Required action:
Before you finish, make sure every line below has been written out exactly.

= = =

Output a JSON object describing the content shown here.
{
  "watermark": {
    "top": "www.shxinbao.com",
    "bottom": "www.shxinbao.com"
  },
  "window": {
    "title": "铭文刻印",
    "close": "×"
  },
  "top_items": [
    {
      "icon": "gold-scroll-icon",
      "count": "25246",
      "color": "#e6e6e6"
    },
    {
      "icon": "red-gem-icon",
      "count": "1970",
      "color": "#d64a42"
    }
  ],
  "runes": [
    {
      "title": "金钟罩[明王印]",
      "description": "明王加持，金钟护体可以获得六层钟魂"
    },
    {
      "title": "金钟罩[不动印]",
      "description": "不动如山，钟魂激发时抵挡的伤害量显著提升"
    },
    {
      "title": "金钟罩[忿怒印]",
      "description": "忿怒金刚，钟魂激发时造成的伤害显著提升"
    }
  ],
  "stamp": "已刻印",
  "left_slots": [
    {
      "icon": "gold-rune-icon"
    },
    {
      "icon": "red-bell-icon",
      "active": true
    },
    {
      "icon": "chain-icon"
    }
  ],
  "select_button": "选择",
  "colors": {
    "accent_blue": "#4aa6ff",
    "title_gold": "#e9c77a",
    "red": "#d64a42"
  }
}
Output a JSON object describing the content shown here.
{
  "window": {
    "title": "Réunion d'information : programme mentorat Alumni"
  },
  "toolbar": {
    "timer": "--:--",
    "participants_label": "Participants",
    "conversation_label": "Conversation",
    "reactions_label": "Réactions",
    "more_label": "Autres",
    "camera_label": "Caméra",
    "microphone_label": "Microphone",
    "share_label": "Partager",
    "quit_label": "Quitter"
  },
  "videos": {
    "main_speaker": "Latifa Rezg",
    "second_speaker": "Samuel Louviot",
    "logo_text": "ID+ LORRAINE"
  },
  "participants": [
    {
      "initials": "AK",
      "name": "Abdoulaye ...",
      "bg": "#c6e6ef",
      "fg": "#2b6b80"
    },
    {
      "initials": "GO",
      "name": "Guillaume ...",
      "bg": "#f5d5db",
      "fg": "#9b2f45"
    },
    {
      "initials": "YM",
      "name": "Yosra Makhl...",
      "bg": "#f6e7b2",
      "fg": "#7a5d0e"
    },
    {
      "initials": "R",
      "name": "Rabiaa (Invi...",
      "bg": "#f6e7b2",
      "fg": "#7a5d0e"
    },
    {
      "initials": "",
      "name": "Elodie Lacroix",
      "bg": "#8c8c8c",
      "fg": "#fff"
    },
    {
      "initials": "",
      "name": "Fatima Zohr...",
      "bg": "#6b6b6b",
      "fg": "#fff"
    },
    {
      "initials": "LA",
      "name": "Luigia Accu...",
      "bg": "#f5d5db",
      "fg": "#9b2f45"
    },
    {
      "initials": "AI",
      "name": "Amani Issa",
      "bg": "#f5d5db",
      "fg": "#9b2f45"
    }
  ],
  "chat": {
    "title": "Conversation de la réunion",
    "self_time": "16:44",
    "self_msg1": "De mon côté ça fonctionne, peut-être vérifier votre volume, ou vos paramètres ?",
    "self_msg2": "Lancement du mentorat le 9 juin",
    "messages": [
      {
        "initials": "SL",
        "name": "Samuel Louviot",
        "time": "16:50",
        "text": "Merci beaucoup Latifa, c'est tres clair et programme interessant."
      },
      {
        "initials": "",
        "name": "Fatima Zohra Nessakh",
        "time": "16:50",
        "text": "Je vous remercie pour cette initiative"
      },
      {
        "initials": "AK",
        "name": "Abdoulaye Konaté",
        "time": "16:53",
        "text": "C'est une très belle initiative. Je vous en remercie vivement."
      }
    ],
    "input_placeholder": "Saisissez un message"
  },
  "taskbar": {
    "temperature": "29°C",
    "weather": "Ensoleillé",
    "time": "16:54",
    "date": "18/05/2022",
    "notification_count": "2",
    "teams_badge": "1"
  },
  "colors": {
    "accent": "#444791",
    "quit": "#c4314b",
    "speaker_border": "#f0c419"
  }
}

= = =

Result:
Output a JSON object describing the content shown here.
{
  "watermark": {
    "top": "www.shxinbao.com",
    "bottom": "www.shxinbao.com"
  },
  "window": {
    "title": "铭文刻印",
    "close": "×"
  },
  "top_items": [
    {
      "icon": "gold-scroll-icon",
      "count": "25246",
      "color": "#e6e6e6"
    },
    {
      "icon": "red-gem-icon",
      "count": "1970",
      "color": "#d64a42"
    }
  ],
  "runes": [
    {
      "title": "金钟罩[明王印]",
      "description": "明王加持，金钟护体可以获得六层钟魂"
    },
    {
      "title": "金钟罩[不动印]",
      "description": "不动如山，钟魂激发时抵挡的伤害量显著提升"
    },
    {
      "title": "金钟罩[忿怒印]",
      "description": "忿怒金刚，钟魂激发时造成的伤害显著提升"
    }
  ],
  "stamp": "已刻印",
  "left_slots": [
    {
      "icon": "gold-rune-icon"
    },
    {
      "icon": "red-bell-icon",
      "active": true
    },
    {
      "icon": "chain-icon"
    }
  ],
  "select_button": "选择",
  "colors": {
    "accent_blue": "#4aa6ff",
    "title_gold": "#e9c77a",
    "red": "#d64a42"
  }
}
Output a JSON object describing the content shown here.
{
  "window": {
    "title": "Réunion d'information : programme mentorat Alumni"
  },
  "toolbar": {
    "timer": "--:--",
    "participants_label": "Participants",
    "conversation_label": "Conversation",
    "reactions_label": "Réactions",
    "more_label": "Autres",
    "camera_label": "Caméra",
    "microphone_label": "Microphone",
    "share_label": "Partager",
    "quit_label": "Quitter"
  },
  "videos": {
    "main_speaker": "Latifa Rezg",
    "second_speaker": "Samuel Louviot",
    "logo_text": "ID+ LORRAINE"
  },
  "participants": [
    {
      "initials": "AK",
      "name": "Abdoulaye ...",
      "bg": "#c6e6ef",
      "fg": "#2b6b80"
    },
    {
      "initials": "GO",
      "name": "Guillaume ...",
      "bg": "#f5d5db",
      "fg": "#9b2f45"
    },
    {
      "initials": "YM",
      "name": "Yosra Makhl...",
      "bg": "#f6e7b2",
      "fg": "#7a5d0e"
    },
    {
      "initials": "R",
      "name": "Rabiaa (Invi...",
      "bg": "#f6e7b2",
      "fg": "#7a5d0e"
    },
    {
      "initials": "",
      "name": "Elodie Lacroix",
      "bg": "#8c8c8c",
      "fg": "#fff"
    },
    {
      "initials": "",
      "name": "Fatima Zohr...",
      "bg": "#6b6b6b",
      "fg": "#fff"
    },
    {
      "initials": "LA",
      "name": "Luigia Accu...",
      "bg": "#f5d5db",
      "fg": "#9b2f45"
    },
    {
      "initials": "AI",
      "name": "Amani Issa",
      "bg": "#f5d5db",
      "fg": "#9b2f45"
    }
  ],
  "chat": {
    "title": "Conversation de la réunion",
    "self_time": "16:44",
    "self_msg1": "De mon côté ça fonctionne, peut-être vérifier votre volume, ou vos paramètres ?",
    "self_msg2": "Lancement du mentorat le 9 juin",
    "messages": [
      {
        "initials": "SL",
        "name": "Samuel Louviot",
        "time": "16:50",
        "text": "Merci beaucoup Latifa, c'est tres clair et programme interessant."
      },
      {
        "initials": "",
        "name": "Fatima Zohra Nessakh",
        "time": "16:50",
        "text": "Je vous remercie pour cette initiative"
      },
      {
        "initials": "AK",
        "name": "Abdoulaye Konaté",
        "time": "16:53",
        "text": "C'est une très belle initiative. Je vous en remercie vivement."
      }
    ],
    "input_placeholder": "Saisissez un message"
  },
  "taskbar": {
    "temperature": "29°C",
    "weather": "Ensoleillé",
    "time": "16:54",
    "date": "18/05/2022",
    "notification_count": "2",
    "teams_badge": "1"
  },
  "colors": {
    "accent": "#444791",
    "quit": "#c4314b",
    "speaker_border": "#f0c419"
  }
}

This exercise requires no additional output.